Some Rotorua dairy owners fear they will be the ones to bear the brunt of the New Year's Day tobacco price hike with an increase in robberies and violence.
Rotorua's Jewan Preet-Kaur is one of those who knows what it's like to have her life threatened for a packet of cigarettes.
In March last year the Hillcrest Dairy store manager feared for her life when two men armed with hammers robbed her shop.
It was the second time in two months that she had been robbed and now Preet-Kaur believes the increased price of cigarettes will increase robberies.
"I don't feel safe after an increased price of ciggies.
"It affects me, it affects the business."
Preet-Kaur felt apprehensive coming into work in the New Year knowing the price of cigarettes had increased and some people would be disgruntled.
She said some of her customers had not cared that the prices had gone up but those who couldn't afford them could start thinking about alternate ways to feed their addiction.
"Some think, 'why not just rob the shop and get a lot of cigarettes in just five minutes!'"
The store had security measures in place to protect staff including a new alarm because they couldn't afford to stop selling cigarettes.
"Some people ask 'why don't you just stop having ciggies in your shop' but without them we can't survive just on the lollies and drink.
BP spokeswoman Anna Radich said security-related events had increase in recent years.
"We have strong security procedures in place, including limiting the cigarettes we have in stock, and have invested heavily in a range of security measures to ensure people remain safe at our stores."
Her comments come after staff were held at gunpoint at the Te Ngae Rd branch last month.
A police media spokesman said at the time the robbers "made off with cigarettes and cash".
Radich said BP continuously reviewed and evaluated security risks, including cigarette thefts, and took further steps when necessary.
She said BP did not currently plan to remove the sale of cigarettes or cigarette-related products from the stores.
There were at least five other robberies last year, reported by the Rotorua Daily Post, in which the offenders stole or attempted to steal cigarettes.
Many shop owners approached by the Rotorua Daily Post were too nervous to comment publicly but agreed there was an increased risk of violence due to the price increase of cigarettes and said they had done everything they could to stay safe.
Since January 2010, the Government has increased tobacco excise by at least CPI plus 10 per cent each year. The current series of tax increases are scheduled to end in 2020.
New Zealand Taxpayers' Union said it was opposed to the continued annual increases in tobacco taxes.
Executive director Jordan Williams said the union's report from last summer, Up in Smoke: The Social Cost of Tobacco Excise, found that pack-a-day smokers were $3000 worse off each year compared to 2010.
"Tobacco tax increases are becoming less and less effective at reducing smoking rates as the level of tax increases, while predominantly poor communities are put under increased financial pressure.
"Naturally, the burden of tobacco tax is now driving increases in burglaries and robberies to feed the black market."

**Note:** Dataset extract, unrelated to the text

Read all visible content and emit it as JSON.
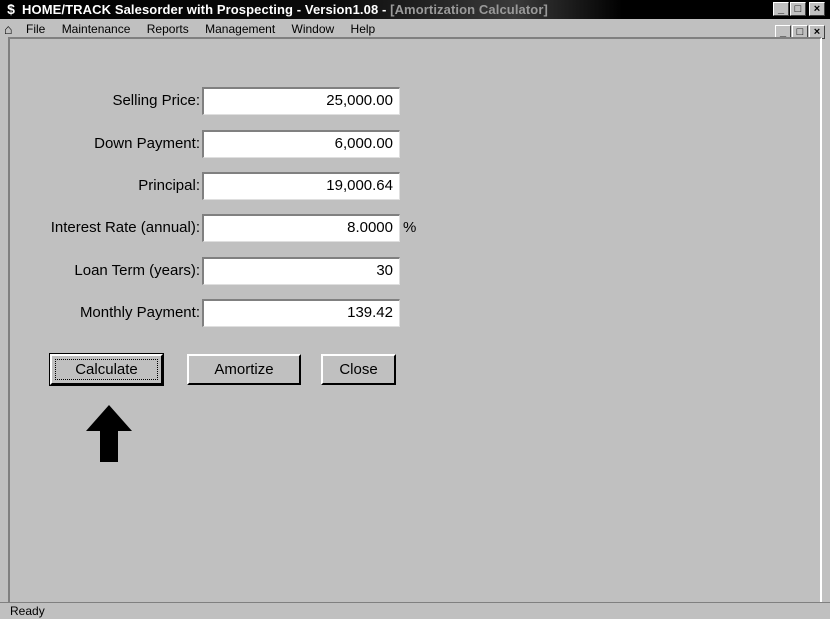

He said while there was no official data on the number of robberies directly linked to tobacco tax increases, the number of recorded robberies increased by 26.6 per cent between 2014 and 2017, when the report was published.
"And there's been a significant increase in concerns from tobacco retailers. It's quite clear that tobacco tax increases are having an impact on the safety of small shop owners.
Advocacy organisation Crime Prevention Group, which represents dairy, petrol station and shop owners, believed shop owners were fed up with the rising crime attributed to cigarette prices.
President Sunny Kaushal said the rising price of cigarettes had become a motivator for robberies which has resulted in shop owners being fearful of their safety.
"Offenders are finding it an easy target to go to the dairies and attack the owners."
He said the cigarette tax increasing hadn't delivered the objectives that the Government wanted to make New Zealand smokefree by 2025.
"People are still buying it and compromising buying other stuff so it has opened up a lot more problems than solutions."